Supplied records -

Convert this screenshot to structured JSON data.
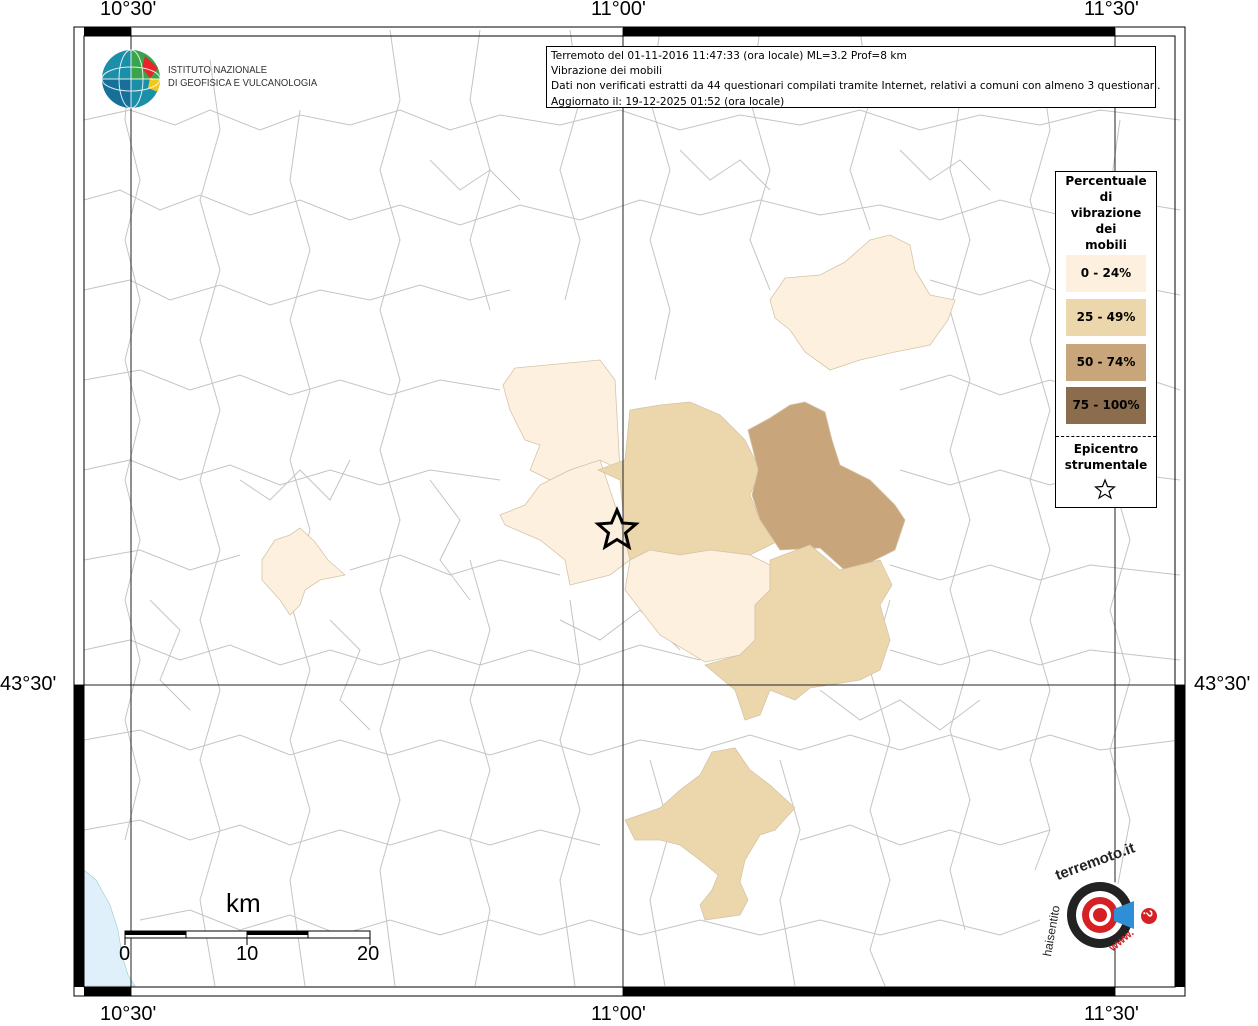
{
  "coordinates": {
    "top_left_lon": "10°30'",
    "top_center_lon": "11°00'",
    "top_right_lon": "11°30'",
    "bottom_left_lon": "10°30'",
    "bottom_center_lon": "11°00'",
    "bottom_right_lon": "11°30'",
    "left_lat": "43°30'",
    "right_lat": "43°30'"
  },
  "info": {
    "line1": "Terremoto del 01-11-2016 11:47:33 (ora locale) ML=3.2 Prof=8 km",
    "line2": "Vibrazione dei mobili",
    "line3": "Dati non verificati estratti da 44 questionari compilati tramite Internet, relativi a comuni con almeno 3 questionari.",
    "line4": "Aggiornato il: 19-12-2025 01:52 (ora locale)"
  },
  "logo": {
    "line1": "ISTITUTO NAZIONALE",
    "line2": "DI GEOFISICA E VULCANOLOGIA"
  },
  "legend": {
    "title_line1": "Percentuale",
    "title_line2": "di",
    "title_line3": "vibrazione",
    "title_line4": "dei",
    "title_line5": "mobili",
    "items": [
      {
        "label": "0 - 24%",
        "color": "#fdf0de"
      },
      {
        "label": "25 - 49%",
        "color": "#ecd7ad"
      },
      {
        "label": "50 - 74%",
        "color": "#c8a57b"
      },
      {
        "label": "75 - 100%",
        "color": "#8b6d4d"
      }
    ],
    "epicenter_line1": "Epicentro",
    "epicenter_line2": "strumentale"
  },
  "scale": {
    "unit": "km",
    "ticks": [
      "0",
      "10",
      "20"
    ]
  },
  "badge": {
    "top_text": "terremoto.it",
    "side_text": "haisentito",
    "bottom_text": "www.",
    "question_mark": "?"
  },
  "colors": {
    "light": "#fdf0de",
    "medium": "#ecd7ad",
    "dark": "#c8a57b",
    "sea": "#dff0fb",
    "border": "#c4c4c4"
  }
}
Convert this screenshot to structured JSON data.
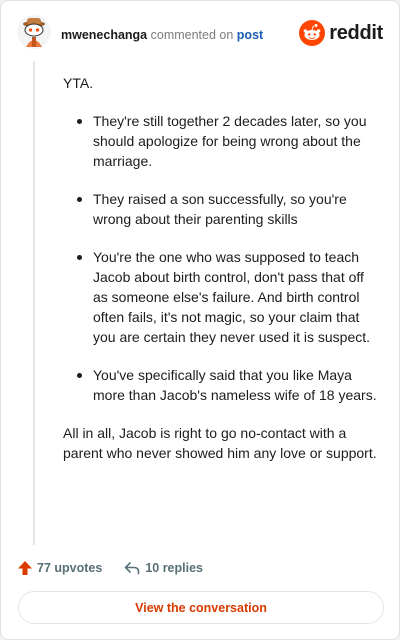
{
  "header": {
    "username": "mwenechanga",
    "action_text": "commented on",
    "post_link": "post",
    "logo_text": "reddit"
  },
  "comment": {
    "intro": "YTA.",
    "bullets": [
      "They're still together 2 decades later, so you should apologize for being wrong about the marriage.",
      "They raised a son successfully, so you're wrong about their parenting skills",
      "You're the one who was supposed to teach Jacob about birth control, don't pass that off as someone else's failure. And birth control often fails, it's not magic, so your claim that you are certain they never used it is suspect.",
      "You've specifically said that you like Maya more than Jacob's nameless wife of 18 years."
    ],
    "outro": "All in all, Jacob is right to go no-contact with a parent who never showed him any love or support."
  },
  "footer": {
    "upvotes": "77 upvotes",
    "replies": "10 replies"
  },
  "cta": {
    "label": "View the conversation"
  },
  "colors": {
    "reddit_orange": "#ff4500",
    "upvote_red": "#d93a00",
    "link_blue": "#1a5fb4"
  },
  "icons": {
    "avatar": "snoo-avatar-icon",
    "logo": "reddit-logo-icon",
    "upvote": "upvote-arrow-icon",
    "reply": "reply-arrow-icon"
  }
}
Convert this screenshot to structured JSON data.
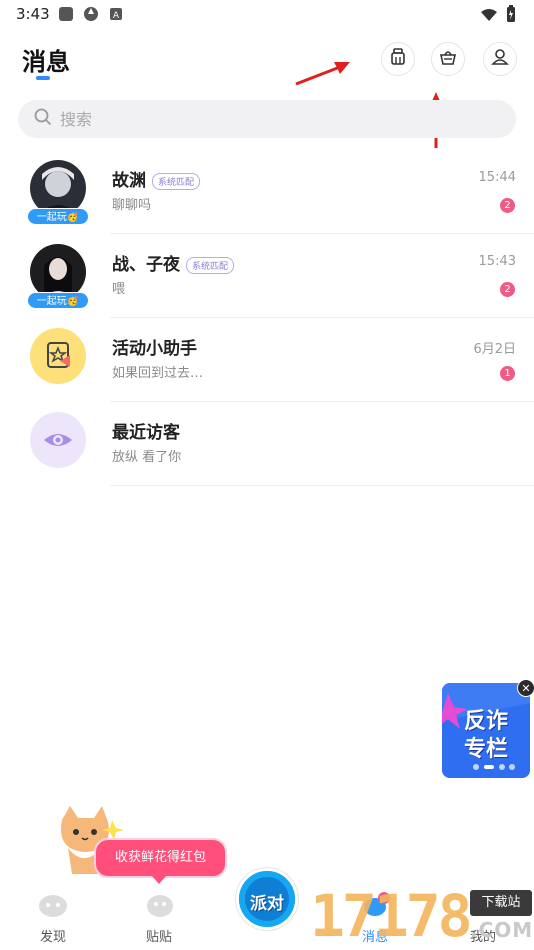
{
  "status_bar": {
    "time": "3:43"
  },
  "header": {
    "title": "消息"
  },
  "search": {
    "placeholder": "搜索"
  },
  "conversations": [
    {
      "name": "故渊",
      "badge": "系统匹配",
      "preview": "聊聊吗",
      "time": "15:44",
      "unread": "2",
      "tag": "一起玩🥳"
    },
    {
      "name": "战、子夜",
      "badge": "系统匹配",
      "preview": "喂",
      "time": "15:43",
      "unread": "2",
      "tag": "一起玩🥳"
    },
    {
      "name": "活动小助手",
      "preview": "如果回到过去…",
      "time": "6月2日",
      "unread": "1"
    },
    {
      "name": "最近访客",
      "preview": "放纵 看了你"
    }
  ],
  "promo": {
    "line1": "反诈",
    "line2": "专栏"
  },
  "tooltip": {
    "text": "收获鲜花得红包"
  },
  "bottom_nav": [
    {
      "label": "发现"
    },
    {
      "label": "贴贴"
    },
    {
      "label": "派对"
    },
    {
      "label": "消息"
    },
    {
      "label": "我的"
    }
  ],
  "watermark": {
    "digits": "17178",
    "site_label": "下载站",
    "domain": ".COM"
  },
  "colors": {
    "accent": "#2f8bf5",
    "unread": "#f05b86",
    "arrow": "#e02020"
  }
}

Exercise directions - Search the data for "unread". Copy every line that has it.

Task response -
      "unread": "2",
      "unread": "2",
      "unread": "1"
    "unread": "#f05b86",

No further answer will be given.